committerGreg Kroah-Hartman <gregkh@suse.de>2008-10-15 16:02:33 -0700
commitd23d43386311fde5f11e06c16d4185e94a8d6d06 (patch)
tree5a29128d708892756a9dadad14e029bfd7d9fb7e
parent3fa8749e584b55f1180411ab1b51117190bac1e5 (diff)
disable CONFIG_DYNAMIC_FTRACE due to possible memory corruption on module unload
While debugging the e1000e corruption bug with Intel, we discovered today that the dynamic ftrace code in mainline is the likely source of this bug. For the stable kernel we are providing the only viable fix patch: labeling CONFIG_DYNAMIC_FTRACE as broken. (see the patch below) We will follow up with a backport patch that contains the fixes. But since the fixes are not a one liner, the safest approach for now is to disable the code in question. The cause of the bug is due to the way the current code in mainline handles dynamic ftrace. When dynamic ftrace is turned on, it also turns on CONFIG_FTRACE which enables the -pg config in gcc that places a call to mcount at every function call. With just CONFIG_FTRACE this causes a noticeable overhead. CONFIG_DYNAMIC_FTRACE works to ease this overhead by dynamically updating the mcount call sites into nops. The problem arises when we trace functions and modules are unloaded. The first time a function is called, it will call mcount and the mcount call will call ftrace_record_ip. This records the calling site and stores it in a preallocated hash table. Later on a daemon will wake up and call kstop_machine and convert any mcount callers into nops. The evolution of this code first tried to do this without the kstop_machine and used cmpxchg to update the callers as they were called. But I was informed that this is dangerous to do on SMP machines if another CPU is running that same code. The solution was to do this with kstop_machine. We still used cmpxchg to test if the code that we are modifying is indeed code that we expect to be before updating it - as a final line of defense. But on 32bit machines, ioremapped memory and modules share the same address space. When a module would load its code into memory and execute some code, that would register the function. On module unload, ftrace incorrectly did not zap these functions from its hash (this was the bug). The cmpxchg could have saved us in most cases (via luck) - but with ioremap-ed memory that was exactly the wrong thing to do - the results of cmpxchg on device memory are undefined. (and will likely result in a write) The pending .28 ftrace tree does not have this bug anymore, as a general push towards more robustness of code patching, this is done differently: we do not use cmpxchg and we do a WARN_ON and turn the tracer off if anything deviates from its expected state. Furthermore, patch sites are statically identified during build time so there's no runtime discovery of dynamic code areas anymore, and no room for code unmaps to cause the hash to become out of date. We believe the fragility of dynamic patching has been sufficiently addressed in the development code via the static patching method, but further suggestions to make it more robust are welcome. Signed-off-by: Steven Rostedt <srostedt@goodmis.org> Acked-by: Ingo Molnar <mingo@elte.hu> Acked-by: Thomas Gleixner <tglx@linutronix.de> Signed-off-by: Greg Kroah-Hartman <gregkh@suse.de>
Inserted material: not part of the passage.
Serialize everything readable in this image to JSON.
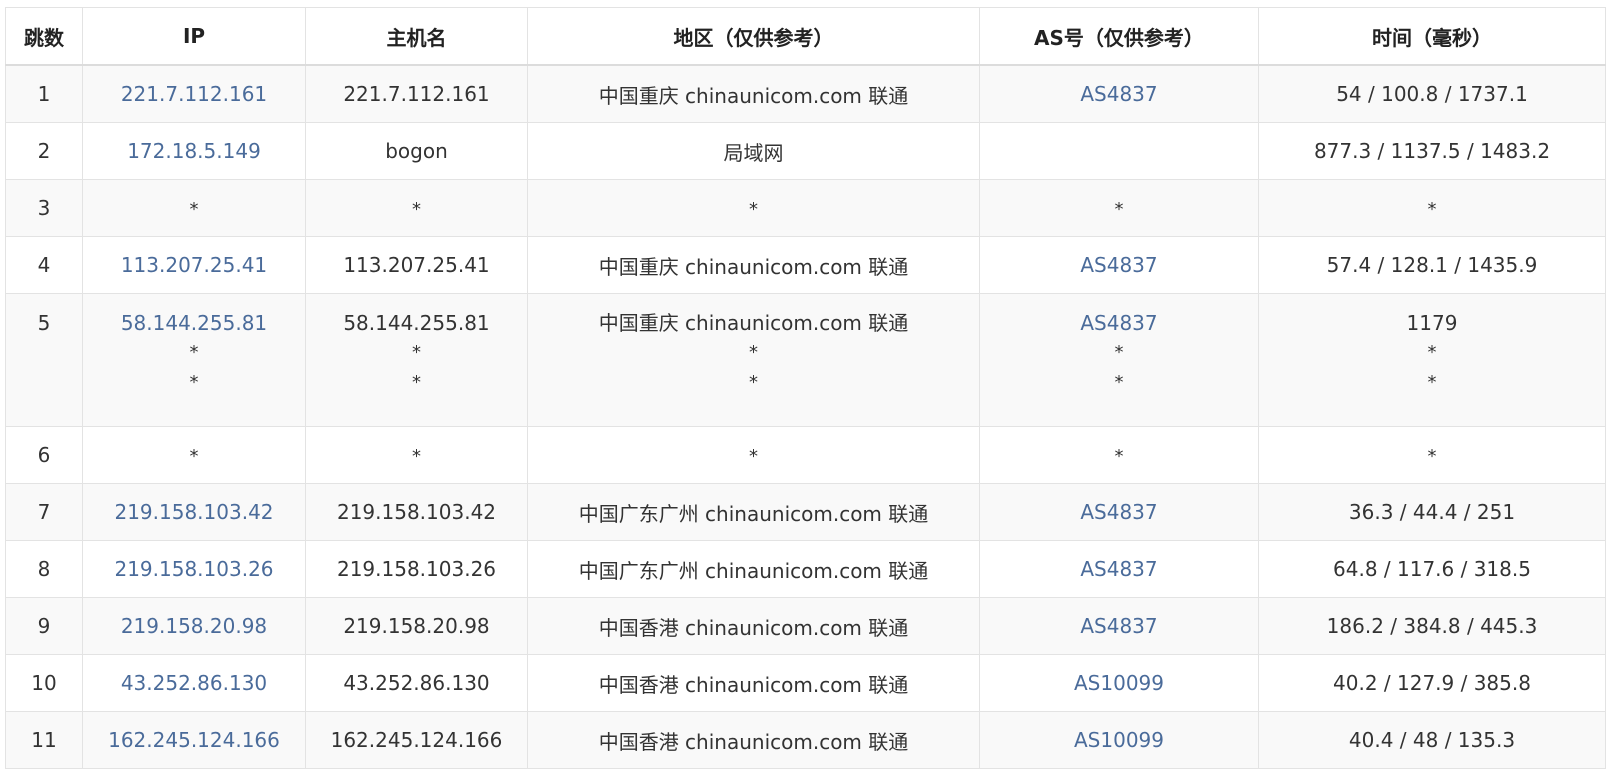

-rw-r--r--kernel/trace/Kconfig3
1 files changed, 2 insertions, 1 deletions
diff --git a/kernel/trace/Kconfig b/kernel/trace/Kconfig
index 263e9e6bbd60..aa53fdd040e1 100644
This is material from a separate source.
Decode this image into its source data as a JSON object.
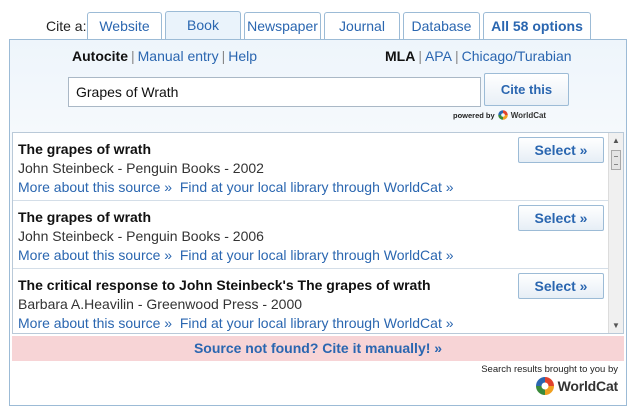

--- a/kernel/trace/Kconfig
+++ b/kernel/trace/Kconfig
@@ -103,7 +103,8 @@ config CONTEXT_SWITCH_TRACER
all switching of tasks.
config DYNAMIC_FTRACE
- bool "enable/disable ftrace tracepoints dynamically"
+ bool "enable/disable ftrace tracepoints dynamically (BROKEN)"
+ depends on BROKEN
depends on FTRACE
depends on HAVE_DYNAMIC_FTRACE
default y